• What the exercise asks: From top to bottom, reproduce the listing without a single change.

• Exercise inputs:
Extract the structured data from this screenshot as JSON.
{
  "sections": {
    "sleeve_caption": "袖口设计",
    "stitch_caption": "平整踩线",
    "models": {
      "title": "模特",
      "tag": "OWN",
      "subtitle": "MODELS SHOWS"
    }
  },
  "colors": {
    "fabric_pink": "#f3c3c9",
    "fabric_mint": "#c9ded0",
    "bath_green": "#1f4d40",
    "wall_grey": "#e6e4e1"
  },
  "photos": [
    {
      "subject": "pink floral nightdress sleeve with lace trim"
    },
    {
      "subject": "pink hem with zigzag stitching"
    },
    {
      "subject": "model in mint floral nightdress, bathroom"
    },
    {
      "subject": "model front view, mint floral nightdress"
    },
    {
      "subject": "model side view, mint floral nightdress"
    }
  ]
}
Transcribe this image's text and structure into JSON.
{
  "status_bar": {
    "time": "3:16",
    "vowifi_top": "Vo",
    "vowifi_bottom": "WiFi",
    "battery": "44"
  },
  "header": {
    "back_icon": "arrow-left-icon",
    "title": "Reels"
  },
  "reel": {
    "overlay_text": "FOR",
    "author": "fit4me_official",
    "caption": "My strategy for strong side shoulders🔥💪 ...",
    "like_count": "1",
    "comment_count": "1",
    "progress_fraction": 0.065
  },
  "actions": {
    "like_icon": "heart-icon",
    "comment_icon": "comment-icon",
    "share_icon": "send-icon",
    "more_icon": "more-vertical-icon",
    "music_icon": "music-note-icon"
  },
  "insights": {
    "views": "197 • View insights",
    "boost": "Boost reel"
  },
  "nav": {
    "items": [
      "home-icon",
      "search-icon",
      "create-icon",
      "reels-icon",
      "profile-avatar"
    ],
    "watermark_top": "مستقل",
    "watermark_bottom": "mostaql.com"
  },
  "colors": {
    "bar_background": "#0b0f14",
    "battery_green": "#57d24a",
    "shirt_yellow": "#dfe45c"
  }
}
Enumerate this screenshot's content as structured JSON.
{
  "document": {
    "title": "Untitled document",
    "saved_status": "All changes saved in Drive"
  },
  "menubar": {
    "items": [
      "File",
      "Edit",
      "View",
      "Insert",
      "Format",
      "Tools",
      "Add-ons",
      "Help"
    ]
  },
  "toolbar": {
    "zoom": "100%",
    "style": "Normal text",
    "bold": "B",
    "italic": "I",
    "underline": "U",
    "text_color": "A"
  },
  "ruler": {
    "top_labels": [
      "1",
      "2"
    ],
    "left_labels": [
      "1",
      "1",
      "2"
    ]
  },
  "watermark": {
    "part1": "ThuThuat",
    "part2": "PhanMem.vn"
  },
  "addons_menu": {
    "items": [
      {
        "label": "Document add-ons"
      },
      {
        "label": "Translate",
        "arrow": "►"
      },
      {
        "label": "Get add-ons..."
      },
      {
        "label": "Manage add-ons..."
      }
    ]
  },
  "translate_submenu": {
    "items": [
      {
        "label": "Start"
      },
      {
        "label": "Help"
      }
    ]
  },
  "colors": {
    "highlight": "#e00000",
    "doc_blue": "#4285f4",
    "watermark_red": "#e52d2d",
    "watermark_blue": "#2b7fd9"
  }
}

• Written solution:
Extract the structured data from this screenshot as JSON.
{
  "sections": {
    "sleeve_caption": "袖口设计",
    "stitch_caption": "平整踩线",
    "models": {
      "title": "模特",
      "tag": "OWN",
      "subtitle": "MODELS SHOWS"
    }
  },
  "colors": {
    "fabric_pink": "#f3c3c9",
    "fabric_mint": "#c9ded0",
    "bath_green": "#1f4d40",
    "wall_grey": "#e6e4e1"
  },
  "photos": [
    {
      "subject": "pink floral nightdress sleeve with lace trim"
    },
    {
      "subject": "pink hem with zigzag stitching"
    },
    {
      "subject": "model in mint floral nightdress, bathroom"
    },
    {
      "subject": "model front view, mint floral nightdress"
    },
    {
      "subject": "model side view, mint floral nightdress"
    }
  ]
}
Transcribe this image's text and structure into JSON.
{
  "status_bar": {
    "time": "3:16",
    "vowifi_top": "Vo",
    "vowifi_bottom": "WiFi",
    "battery": "44"
  },
  "header": {
    "back_icon": "arrow-left-icon",
    "title": "Reels"
  },
  "reel": {
    "overlay_text": "FOR",
    "author": "fit4me_official",
    "caption": "My strategy for strong side shoulders🔥💪 ...",
    "like_count": "1",
    "comment_count": "1",
    "progress_fraction": 0.065
  },
  "actions": {
    "like_icon": "heart-icon",
    "comment_icon": "comment-icon",
    "share_icon": "send-icon",
    "more_icon": "more-vertical-icon",
    "music_icon": "music-note-icon"
  },
  "insights": {
    "views": "197 • View insights",
    "boost": "Boost reel"
  },
  "nav": {
    "items": [
      "home-icon",
      "search-icon",
      "create-icon",
      "reels-icon",
      "profile-avatar"
    ],
    "watermark_top": "مستقل",
    "watermark_bottom": "mostaql.com"
  },
  "colors": {
    "bar_background": "#0b0f14",
    "battery_green": "#57d24a",
    "shirt_yellow": "#dfe45c"
  }
}
Enumerate this screenshot's content as structured JSON.
{
  "document": {
    "title": "Untitled document",
    "saved_status": "All changes saved in Drive"
  },
  "menubar": {
    "items": [
      "File",
      "Edit",
      "View",
      "Insert",
      "Format",
      "Tools",
      "Add-ons",
      "Help"
    ]
  },
  "toolbar": {
    "zoom": "100%",
    "style": "Normal text",
    "bold": "B",
    "italic": "I",
    "underline": "U",
    "text_color": "A"
  },
  "ruler": {
    "top_labels": [
      "1",
      "2"
    ],
    "left_labels": [
      "1",
      "1",
      "2"
    ]
  },
  "watermark": {
    "part1": "ThuThuat",
    "part2": "PhanMem.vn"
  },
  "addons_menu": {
    "items": [
      {
        "label": "Document add-ons"
      },
      {
        "label": "Translate",
        "arrow": "►"
      },
      {
        "label": "Get add-ons..."
      },
      {
        "label": "Manage add-ons..."
      }
    ]
  },
  "translate_submenu": {
    "items": [
      {
        "label": "Start"
      },
      {
        "label": "Help"
      }
    ]
  },
  "colors": {
    "highlight": "#e00000",
    "doc_blue": "#4285f4",
    "watermark_red": "#e52d2d",
    "watermark_blue": "#2b7fd9"
  }
}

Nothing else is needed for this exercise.